# NavList:

## A Community Devoted to the Preservation and Practice of Celestial Navigation and Other Methods of Traditional Wayfinding

**Re: Almanac for Computers**

**From:**Karl Hahn

**Date:**1996 Aug 28, 09:56 EDT

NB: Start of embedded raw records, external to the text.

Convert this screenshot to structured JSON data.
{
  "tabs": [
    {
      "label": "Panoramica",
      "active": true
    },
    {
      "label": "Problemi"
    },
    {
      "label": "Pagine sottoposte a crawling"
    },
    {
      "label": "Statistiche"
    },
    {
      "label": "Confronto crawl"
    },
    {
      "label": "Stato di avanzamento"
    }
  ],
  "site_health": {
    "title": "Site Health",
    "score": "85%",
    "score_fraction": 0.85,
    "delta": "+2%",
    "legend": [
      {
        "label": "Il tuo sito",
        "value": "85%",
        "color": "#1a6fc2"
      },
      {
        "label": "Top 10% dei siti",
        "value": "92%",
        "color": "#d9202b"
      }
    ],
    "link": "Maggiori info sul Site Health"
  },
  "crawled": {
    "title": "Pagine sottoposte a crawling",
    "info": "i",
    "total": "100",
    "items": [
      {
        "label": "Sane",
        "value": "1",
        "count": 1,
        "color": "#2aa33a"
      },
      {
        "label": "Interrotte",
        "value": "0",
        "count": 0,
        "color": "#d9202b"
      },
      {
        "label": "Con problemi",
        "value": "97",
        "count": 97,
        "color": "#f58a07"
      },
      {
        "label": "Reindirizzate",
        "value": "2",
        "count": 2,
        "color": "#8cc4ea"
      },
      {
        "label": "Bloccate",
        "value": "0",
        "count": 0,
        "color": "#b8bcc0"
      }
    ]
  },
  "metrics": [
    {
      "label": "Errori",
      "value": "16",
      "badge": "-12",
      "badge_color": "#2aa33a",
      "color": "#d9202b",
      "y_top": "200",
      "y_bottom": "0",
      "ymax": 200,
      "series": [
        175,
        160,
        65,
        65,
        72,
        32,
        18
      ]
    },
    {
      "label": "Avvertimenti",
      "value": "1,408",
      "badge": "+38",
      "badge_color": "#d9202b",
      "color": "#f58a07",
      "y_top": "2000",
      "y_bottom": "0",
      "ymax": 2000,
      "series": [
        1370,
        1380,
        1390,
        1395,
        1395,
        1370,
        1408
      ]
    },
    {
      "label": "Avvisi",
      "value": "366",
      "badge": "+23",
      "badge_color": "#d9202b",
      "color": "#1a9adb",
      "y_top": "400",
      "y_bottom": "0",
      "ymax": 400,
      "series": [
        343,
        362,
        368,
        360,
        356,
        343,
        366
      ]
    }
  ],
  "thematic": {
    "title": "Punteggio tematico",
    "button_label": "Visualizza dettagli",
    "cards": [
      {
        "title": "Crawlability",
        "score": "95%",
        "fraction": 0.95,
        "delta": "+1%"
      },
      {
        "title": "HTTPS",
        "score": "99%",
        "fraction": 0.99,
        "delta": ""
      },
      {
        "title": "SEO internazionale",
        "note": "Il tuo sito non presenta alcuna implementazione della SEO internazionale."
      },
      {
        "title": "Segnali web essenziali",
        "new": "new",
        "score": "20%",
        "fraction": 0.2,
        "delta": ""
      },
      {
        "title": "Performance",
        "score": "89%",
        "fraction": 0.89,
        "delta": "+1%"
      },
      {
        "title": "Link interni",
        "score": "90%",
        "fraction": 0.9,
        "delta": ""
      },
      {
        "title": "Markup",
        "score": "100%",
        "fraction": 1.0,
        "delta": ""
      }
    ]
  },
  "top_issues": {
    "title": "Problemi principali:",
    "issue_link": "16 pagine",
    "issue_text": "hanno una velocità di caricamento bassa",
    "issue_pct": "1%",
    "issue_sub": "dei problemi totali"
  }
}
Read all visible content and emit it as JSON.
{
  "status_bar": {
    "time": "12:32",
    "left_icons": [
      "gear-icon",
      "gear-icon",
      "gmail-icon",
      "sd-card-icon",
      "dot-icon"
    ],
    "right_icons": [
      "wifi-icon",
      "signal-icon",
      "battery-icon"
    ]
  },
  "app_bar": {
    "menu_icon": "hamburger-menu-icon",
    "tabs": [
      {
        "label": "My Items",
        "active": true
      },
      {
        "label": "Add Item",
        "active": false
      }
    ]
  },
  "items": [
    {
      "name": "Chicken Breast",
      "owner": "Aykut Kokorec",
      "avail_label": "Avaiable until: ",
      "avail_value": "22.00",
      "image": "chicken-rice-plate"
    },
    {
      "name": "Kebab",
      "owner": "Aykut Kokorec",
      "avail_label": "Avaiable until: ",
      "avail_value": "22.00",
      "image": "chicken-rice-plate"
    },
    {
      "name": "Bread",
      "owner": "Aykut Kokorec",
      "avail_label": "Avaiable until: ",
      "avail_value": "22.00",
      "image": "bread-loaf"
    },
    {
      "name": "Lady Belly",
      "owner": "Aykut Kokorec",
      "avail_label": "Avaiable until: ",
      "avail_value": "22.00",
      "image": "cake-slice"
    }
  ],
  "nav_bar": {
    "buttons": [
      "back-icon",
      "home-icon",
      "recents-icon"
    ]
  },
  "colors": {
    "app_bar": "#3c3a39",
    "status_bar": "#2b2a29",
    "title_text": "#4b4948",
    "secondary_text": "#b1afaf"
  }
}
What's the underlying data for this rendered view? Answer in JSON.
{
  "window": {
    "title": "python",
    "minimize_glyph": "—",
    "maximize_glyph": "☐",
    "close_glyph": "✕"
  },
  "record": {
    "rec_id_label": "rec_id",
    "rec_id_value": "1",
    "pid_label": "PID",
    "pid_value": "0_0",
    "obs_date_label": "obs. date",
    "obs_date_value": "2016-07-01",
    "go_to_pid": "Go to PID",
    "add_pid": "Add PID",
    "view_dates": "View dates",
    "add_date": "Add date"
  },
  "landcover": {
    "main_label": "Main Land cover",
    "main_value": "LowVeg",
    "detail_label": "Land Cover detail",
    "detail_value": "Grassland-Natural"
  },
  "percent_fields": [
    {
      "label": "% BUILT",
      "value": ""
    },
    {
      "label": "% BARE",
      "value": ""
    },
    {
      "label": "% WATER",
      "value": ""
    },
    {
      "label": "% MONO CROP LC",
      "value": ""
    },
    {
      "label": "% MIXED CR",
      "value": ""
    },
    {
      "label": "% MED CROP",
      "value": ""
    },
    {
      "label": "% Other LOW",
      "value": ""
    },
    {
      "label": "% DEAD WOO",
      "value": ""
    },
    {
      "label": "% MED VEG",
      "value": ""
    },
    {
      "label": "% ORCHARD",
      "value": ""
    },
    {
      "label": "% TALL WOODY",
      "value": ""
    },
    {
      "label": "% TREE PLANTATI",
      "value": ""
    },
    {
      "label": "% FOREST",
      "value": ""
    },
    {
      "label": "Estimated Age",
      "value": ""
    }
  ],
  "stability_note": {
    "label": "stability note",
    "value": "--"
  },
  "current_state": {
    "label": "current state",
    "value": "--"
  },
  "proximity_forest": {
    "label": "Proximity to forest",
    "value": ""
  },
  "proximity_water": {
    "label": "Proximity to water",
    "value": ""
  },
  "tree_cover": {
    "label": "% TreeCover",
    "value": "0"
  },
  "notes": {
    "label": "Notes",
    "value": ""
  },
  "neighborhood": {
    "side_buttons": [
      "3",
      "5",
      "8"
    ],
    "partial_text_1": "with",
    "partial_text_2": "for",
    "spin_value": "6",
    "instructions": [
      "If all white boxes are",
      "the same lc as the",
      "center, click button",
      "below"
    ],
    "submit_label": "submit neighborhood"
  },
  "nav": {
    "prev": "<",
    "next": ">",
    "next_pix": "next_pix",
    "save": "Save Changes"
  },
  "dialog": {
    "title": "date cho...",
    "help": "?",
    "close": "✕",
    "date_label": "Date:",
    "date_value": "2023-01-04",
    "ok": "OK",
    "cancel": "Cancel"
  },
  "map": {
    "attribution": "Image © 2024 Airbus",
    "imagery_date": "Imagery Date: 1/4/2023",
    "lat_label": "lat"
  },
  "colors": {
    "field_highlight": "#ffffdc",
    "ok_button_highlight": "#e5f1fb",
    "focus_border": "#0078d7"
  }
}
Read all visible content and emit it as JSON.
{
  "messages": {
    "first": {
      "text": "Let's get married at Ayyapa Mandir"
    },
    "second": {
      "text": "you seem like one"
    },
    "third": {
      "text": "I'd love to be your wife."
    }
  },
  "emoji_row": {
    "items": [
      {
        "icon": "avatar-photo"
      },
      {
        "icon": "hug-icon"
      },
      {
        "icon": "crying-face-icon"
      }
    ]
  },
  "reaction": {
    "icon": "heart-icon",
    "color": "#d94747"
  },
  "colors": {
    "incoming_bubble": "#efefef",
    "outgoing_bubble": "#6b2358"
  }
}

Jacky Wong wrote: > Your work should be very accurate. I had compare your example with my > JavaScript program, which can be find at > http://www.speednet.net/~himarj/navscript/sunsight.htm I noticed that Mr. Wong's program requires a DR position in order to do sight-reduction. When a computer is available to do the grunt work for you, a programmer can take advantage of the computer's talent for doing grunt work in enormous volumes. This includes things you would never want to do by hand at sea, such as solving matrices and quadratic equations, and taking trig and inverse trig functions. What I am leading up to here is that there is an algebraic solution to reducing a pair of sights that does not need a DR position. For the mathematically inclined, I will outline it here. Computing Position w/o a DR Position In principle, taking a sight reduces the possible positions you might be at in 3-dimensional space to a single plane in space. Taking two separate sights reduces it still further to the intersection of two planes, which is, of course, a line. You know, a priori, that your position is also on the surface of the earth. So the intersection of that line with the surface of the earth yields exactly two points at which you might be. Usually one of them is ridiculous, and so you choose the nonridiculous one. In more detail: If you imagine the sky as being the surface of a unit sphere, convert the GHA and declination of the object(s) sighted to Cartesian coordinates. So for each object (1 and 2) you would have a point: (x_1, y_1, z_1) and (x_2, y_2, z_2) You also have the corrected angles that you read from your sextant, theta_1 and theta_2. Take their sines. The equations for the two planes are: x_1 * x + y_1 * y + z_1 * z = sin(theta_1) and x_2 * x + y_2 * y + z_2 * z = sin(theta_2) Now solve those two equations as far as you can using Gaussian elimination. You (or actually, your computer program) should be able to get linear expressions for x in terms of z and y in terms of z. Your final equation is the equation of the surface of a sphere: x^2 + y^2 + z^2 = r^2 Assume r to be 1. Substitute into this equation from the other two, and you get a quadratic, from which you can get two solutions using the quadratic formula. From those, you can establish two Cartesian points that lie on the sphere at which you might be. Convert those points back to spherical coordinates (ie lat & lon) using the standard formula, and you're done. I don't know how many math-nerds like myself read this group, but of those who are out there, I hope you found this interesting. Take care, Karl | (V) | "Tiger gotta hunt. Bird gotta fly. | (^ (`> | Man gotta sit and wonder why, why, why. | ((\\__/ ) | Tiger gotta sleep. Bird gotta land. | (\\< ) der Nethahn | Man gotta tell himself he understand." | \< ) | | ( / | Kurt Vonnegut Jr. | | | | ^ hahn{at}XXX.XXX/~hahn ------------------------------------------------------------------------ This mail list is managed by the majordomo program. To unsubscribe from this list, send the following message to majordomo{at}XXX.XXX: unsubscribe navigation For help, send the following message to majordomo{at}XXX.XXX: help Do NOT send administrative requests to navigation{at}XXX.XXX -ben ------------------------------------------------------------------------